October 7, 2010
|Installing mandatory biometric stations in schools serves only to prepare students for a lifetime of living on the control grid. Photo: John Lee.|
The Los Angeles Unified School District is attempting to push mandatory fingerprinting on students. In order to receive their lunches, students will be required to submit to the compulsory biometric identification system put in place by the district. This comes only a few short months after it was revealed that a city in mexico was being equipped with expensive biometric systems, such as iris scanners and thumb scanners. The program is currently in the test phase. Superintendent Ramon Cortines claims that it can create jobs, make schools safer, and help students who are struggling economically from feeling embarrassed when using their free lunch tickets.
Falsely making it an issue of equality
Instead of debating as to whether or not the mandatory fingerprinting is intrusive and Orwellian, the debate will be over whether or not mandatory fingerprinting will help establish equality in schools. Superintendent Ramon Cortines has already made the claim that fingerprinting the children will help less fortunate students. He claims that students who cannot afford lunch, and therefore have to use a special ticket, will no longer have to do so. This will apparently prevent them from feeling “embarrassed” when in line for their lunch.
The issue is not about equality.

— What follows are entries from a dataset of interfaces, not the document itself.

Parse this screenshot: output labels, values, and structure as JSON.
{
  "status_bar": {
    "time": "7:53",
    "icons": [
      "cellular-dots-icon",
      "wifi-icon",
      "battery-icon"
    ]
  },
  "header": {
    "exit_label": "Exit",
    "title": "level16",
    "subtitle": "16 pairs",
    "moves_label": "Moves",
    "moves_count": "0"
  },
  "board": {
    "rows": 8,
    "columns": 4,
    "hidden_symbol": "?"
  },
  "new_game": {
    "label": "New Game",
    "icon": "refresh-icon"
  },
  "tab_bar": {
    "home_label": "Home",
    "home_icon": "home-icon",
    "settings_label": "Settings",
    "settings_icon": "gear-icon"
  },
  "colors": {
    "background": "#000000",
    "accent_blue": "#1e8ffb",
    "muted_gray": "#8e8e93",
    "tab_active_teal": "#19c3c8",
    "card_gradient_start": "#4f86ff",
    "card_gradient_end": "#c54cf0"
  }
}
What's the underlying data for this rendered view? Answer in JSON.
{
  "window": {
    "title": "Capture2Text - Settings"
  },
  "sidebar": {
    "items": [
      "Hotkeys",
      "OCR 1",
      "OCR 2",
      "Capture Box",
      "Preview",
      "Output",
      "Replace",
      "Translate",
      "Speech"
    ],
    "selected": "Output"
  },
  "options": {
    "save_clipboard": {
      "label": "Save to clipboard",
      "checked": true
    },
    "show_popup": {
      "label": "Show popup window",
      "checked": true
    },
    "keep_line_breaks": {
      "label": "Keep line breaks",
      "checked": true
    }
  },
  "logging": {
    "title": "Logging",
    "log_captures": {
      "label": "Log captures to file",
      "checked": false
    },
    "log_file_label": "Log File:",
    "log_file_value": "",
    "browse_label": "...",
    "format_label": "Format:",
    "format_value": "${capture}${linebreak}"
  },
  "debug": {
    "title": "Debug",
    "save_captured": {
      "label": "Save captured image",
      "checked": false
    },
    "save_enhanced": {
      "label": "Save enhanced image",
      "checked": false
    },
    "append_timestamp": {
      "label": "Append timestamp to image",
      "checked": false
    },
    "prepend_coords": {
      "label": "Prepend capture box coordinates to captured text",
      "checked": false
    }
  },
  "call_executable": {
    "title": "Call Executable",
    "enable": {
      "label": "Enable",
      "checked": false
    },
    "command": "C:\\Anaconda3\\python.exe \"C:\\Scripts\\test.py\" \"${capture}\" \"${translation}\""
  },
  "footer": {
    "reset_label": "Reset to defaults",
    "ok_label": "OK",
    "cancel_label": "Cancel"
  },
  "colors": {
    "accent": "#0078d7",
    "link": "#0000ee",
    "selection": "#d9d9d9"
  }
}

Installing mandatory biometric stations in schools serves only to prepare them for a lifetime of living on the control grid. To prepare young children for frequent unlawful searches and seizures will soften them up to these injustices in their adulthood. The only equality here is the assurance that all of the students will be equally violated of their rights.
Is it really about convenience?
Whenever expansive tracking systems are being put into place, it is always pushed under the guise of being extremely convenient. Cashless monetary transactions are pushed as convenient due to the absence of physical cash. The Mexican “safe” city would utilize iris scanners to record one’s assets, and immediately identify them through the scan. This holds true with fingerprinting students as well. Students will no longer have to bring cash to pay for their lunches, which apparently makes up for the severity of the issue according to some political frauds.
The truth of the matter is that “convenience” is becoming the death of privacy. Faster purchasing methods are always available to those willing to submit their personal information, and sometimes much more. This is not limited to purchases, however. In order to avoid submitting vital personal information, it is oftentimes necessary to go through tedious processes that are very time consuming. An example of this is when it was required to scan your thumb in order to receive a license in Texas. You could either scan your thumb, choose to not receive a license, or attempt to fight it in court.
Going beyond propaganda
In order to shatter the propaganda surrounding biometric profiling of United States citizens, it is important to bring the real issues to light. If citizens ignore the fingerprinting in Los Angeles schools, then it will soon be coming to their own neighborhood schools. It is certainly not an isolated issue. The chief business developer of Mexico’s “safe” city even admitted that in the future is filled with mandatory biometric scanning.
“In the future, whether it’s entering your home, opening your car, entering your workspace, getting a pharmacy prescription refilled, or having your medical records pulled up, everything will come off that unique key that is your iris,” he said during an interview.
The only way to stop the conditioning of children from spreading nationally, or even internationally, is to stop it in LA. It is important that parents and citizens worldwide take a stand against that blatant intrusion of privacy. Since when did you have to prove your innocence?
Anthony Gucciardi edits the Shatter Limits blog.
This article was posted: Thursday, October 7, 2010 at 11:37 am